   Acts 14 - 1, 2. In Iconium the two missionaries met with better success than in Antioch, but they encountered similar opposition, and from the same source. (1
   Acts 15 - 1. At this point in the narrative our historian makes a sudden transition from the conflicts of the disciples with the unbelieving world to one almo
   Acts 16 - 1, 2. Without giving the least detail of Paul's labors in Syria and Cilicia, Luke hurries us forward to his arrival in Derbe and Lystra, the scenes
   Acts 17 - 1. Luke now drops the pronoun of the first person, in which he has spoken of the apostolic company since they left Troas, and resumes the third pers
   Acts 18 - 1. Having met with so little encouragement in the literary capital of Greece, the apostle next resorts to its chief commercial emporium. (1) "After
   Acts 19 - 1-7. Having sketched briefly the visit of Apollos to Ephesus, and thus prepared the way for an account of Paul's labors in the same city, the histor
   Acts 20 - 1. (1) "After the tumult had ceased, Paul called to him the disciples, and bade them farewell, and departed to go into Macedonia." Thus ended the lo
   Acts 21 - 1-3. The vessel proceeded by a coasting voyage along the southern shore of Asia Minor. (1) "And it came to pass, when we had separated from them, an
   Acts 22 - 1, 2. (1) "Men, brethren, and fathers, hear my defense, which I now make to you. (2) And when they heard that he spoke to them in the Hebrew dialect
   Acts 23 - 1, 2. No sooner had the prisoner and the Sanhedrim come face to face, than the chiliarch must have perceived that he was again to be disappointed in
   Acts 24 - 1. When the Jews were commanded by Lysias to present their accusation before Felix, though disappointed in their first plot, they still hoped to acc
   Acts 25 - 1-5. The long imprisonment of Paul seems not in the least to have moderated the hatred of his enemies; but upon the change of governorship they rene
   Acts 26 - 1-3. Festus having stated the case, and the assembly being in waiting, the king assumed the presidency of the assembly. (1) "Then Agrippa said to Pa
   Acts 27 - 1, 2. Not long after the interview with Agrippa, Paul saw an immediate prospect of departing upon his long-purposed voyage to Rome. The answer to hi
   Acts 28 - 1, 2. (1) "And after they had escaped, they knew that the island was called Melita. (2) Now the barbarians showed us no little philanthropy; for the

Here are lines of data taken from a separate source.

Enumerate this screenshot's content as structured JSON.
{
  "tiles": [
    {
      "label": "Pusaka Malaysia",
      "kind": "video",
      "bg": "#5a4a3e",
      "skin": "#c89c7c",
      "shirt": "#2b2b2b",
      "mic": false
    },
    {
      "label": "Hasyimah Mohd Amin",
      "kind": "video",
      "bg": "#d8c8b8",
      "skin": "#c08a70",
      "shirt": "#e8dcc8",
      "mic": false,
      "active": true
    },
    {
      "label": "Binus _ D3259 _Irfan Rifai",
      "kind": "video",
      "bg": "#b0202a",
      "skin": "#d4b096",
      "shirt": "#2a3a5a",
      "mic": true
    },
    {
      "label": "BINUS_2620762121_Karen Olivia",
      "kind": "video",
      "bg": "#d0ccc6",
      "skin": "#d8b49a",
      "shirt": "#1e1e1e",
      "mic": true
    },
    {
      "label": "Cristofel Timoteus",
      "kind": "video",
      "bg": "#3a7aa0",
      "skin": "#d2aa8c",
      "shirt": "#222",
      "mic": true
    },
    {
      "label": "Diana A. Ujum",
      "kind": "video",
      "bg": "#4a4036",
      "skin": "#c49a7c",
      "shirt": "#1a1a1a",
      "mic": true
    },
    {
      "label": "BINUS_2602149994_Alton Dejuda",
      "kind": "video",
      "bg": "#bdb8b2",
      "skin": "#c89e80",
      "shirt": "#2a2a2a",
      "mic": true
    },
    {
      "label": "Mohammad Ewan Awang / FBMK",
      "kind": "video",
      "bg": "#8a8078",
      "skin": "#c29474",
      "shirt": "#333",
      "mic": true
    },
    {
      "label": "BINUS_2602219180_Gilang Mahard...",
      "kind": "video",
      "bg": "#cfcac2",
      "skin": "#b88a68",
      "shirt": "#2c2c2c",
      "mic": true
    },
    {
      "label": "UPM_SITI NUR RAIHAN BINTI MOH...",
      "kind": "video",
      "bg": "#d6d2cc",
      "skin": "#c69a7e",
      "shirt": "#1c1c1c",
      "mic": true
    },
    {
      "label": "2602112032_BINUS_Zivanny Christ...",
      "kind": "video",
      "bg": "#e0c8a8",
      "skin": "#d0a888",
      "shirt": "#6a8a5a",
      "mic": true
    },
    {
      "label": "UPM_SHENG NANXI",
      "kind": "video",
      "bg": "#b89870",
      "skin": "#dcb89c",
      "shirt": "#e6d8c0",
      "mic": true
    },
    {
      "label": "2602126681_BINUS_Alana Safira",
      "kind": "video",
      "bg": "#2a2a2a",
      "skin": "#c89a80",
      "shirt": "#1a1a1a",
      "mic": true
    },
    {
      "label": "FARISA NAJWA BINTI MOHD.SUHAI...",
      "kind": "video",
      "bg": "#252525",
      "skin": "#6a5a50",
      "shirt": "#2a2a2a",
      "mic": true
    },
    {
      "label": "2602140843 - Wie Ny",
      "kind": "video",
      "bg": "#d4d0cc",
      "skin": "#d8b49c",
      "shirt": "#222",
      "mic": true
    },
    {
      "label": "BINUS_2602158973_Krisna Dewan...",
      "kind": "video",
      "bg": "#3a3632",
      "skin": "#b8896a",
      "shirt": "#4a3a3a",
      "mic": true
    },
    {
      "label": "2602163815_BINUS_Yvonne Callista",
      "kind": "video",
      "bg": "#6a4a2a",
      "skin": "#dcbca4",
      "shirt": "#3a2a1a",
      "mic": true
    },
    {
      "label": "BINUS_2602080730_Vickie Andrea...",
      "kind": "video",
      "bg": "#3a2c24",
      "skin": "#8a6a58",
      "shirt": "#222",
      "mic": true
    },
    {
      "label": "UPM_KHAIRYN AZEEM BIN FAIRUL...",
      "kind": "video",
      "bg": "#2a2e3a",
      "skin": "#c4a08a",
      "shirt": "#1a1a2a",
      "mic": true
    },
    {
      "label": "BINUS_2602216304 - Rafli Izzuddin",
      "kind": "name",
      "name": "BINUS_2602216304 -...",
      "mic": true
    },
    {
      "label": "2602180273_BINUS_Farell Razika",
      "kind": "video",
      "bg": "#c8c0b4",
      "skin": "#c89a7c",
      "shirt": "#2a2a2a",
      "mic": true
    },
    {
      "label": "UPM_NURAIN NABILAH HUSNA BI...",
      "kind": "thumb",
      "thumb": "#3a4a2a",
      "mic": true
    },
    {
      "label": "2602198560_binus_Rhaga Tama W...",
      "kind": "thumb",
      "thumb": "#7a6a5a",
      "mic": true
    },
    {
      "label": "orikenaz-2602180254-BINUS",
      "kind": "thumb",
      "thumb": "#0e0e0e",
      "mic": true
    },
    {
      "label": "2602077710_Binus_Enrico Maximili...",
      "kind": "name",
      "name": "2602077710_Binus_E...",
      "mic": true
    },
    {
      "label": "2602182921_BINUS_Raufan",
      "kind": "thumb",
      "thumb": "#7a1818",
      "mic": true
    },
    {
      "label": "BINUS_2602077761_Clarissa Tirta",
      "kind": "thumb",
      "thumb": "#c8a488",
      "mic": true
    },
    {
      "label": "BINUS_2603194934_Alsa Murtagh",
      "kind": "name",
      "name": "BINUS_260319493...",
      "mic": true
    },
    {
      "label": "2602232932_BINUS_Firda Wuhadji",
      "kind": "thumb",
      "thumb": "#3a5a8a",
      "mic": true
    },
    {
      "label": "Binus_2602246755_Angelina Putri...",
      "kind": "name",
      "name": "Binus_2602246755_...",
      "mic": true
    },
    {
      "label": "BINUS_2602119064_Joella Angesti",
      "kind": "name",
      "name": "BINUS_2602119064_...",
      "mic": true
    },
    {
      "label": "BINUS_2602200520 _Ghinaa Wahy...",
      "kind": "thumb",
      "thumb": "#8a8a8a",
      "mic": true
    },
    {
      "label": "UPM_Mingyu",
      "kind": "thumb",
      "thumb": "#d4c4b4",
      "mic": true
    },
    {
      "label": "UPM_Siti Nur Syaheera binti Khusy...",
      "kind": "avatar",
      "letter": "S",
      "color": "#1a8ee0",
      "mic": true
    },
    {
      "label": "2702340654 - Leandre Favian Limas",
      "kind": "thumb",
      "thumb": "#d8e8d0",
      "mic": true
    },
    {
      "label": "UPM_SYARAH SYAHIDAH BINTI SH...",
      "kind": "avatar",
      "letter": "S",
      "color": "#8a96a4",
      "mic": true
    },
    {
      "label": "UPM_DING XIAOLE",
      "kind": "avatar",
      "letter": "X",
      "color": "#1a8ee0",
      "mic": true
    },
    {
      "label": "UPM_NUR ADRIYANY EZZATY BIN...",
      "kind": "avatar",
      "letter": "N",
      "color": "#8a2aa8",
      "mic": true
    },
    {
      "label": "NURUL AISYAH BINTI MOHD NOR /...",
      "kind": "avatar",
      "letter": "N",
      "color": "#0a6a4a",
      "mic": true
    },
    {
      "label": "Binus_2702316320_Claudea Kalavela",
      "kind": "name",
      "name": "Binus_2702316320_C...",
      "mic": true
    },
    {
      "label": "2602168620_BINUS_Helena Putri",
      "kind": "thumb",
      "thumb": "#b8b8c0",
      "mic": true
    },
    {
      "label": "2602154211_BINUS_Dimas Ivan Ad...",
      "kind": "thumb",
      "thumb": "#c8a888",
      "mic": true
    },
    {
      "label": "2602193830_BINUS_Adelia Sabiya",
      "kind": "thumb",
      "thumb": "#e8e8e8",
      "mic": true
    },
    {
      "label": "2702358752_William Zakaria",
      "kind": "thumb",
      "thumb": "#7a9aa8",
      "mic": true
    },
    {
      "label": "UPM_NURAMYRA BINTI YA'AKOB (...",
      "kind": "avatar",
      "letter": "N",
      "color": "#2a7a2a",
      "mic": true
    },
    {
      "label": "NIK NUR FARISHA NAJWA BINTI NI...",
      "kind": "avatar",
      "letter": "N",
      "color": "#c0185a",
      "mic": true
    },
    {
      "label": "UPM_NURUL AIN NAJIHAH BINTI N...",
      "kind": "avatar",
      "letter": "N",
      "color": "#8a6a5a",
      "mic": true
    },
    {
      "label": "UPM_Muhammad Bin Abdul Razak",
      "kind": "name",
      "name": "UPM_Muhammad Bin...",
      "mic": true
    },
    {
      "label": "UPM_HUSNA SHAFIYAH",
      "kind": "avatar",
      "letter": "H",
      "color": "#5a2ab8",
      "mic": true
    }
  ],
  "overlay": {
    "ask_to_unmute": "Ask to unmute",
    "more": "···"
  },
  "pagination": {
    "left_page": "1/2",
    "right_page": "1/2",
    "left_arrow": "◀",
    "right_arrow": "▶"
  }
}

Back to J.W. McGarvey index.


Like This Page?

© 1999-2019, All rights reserved.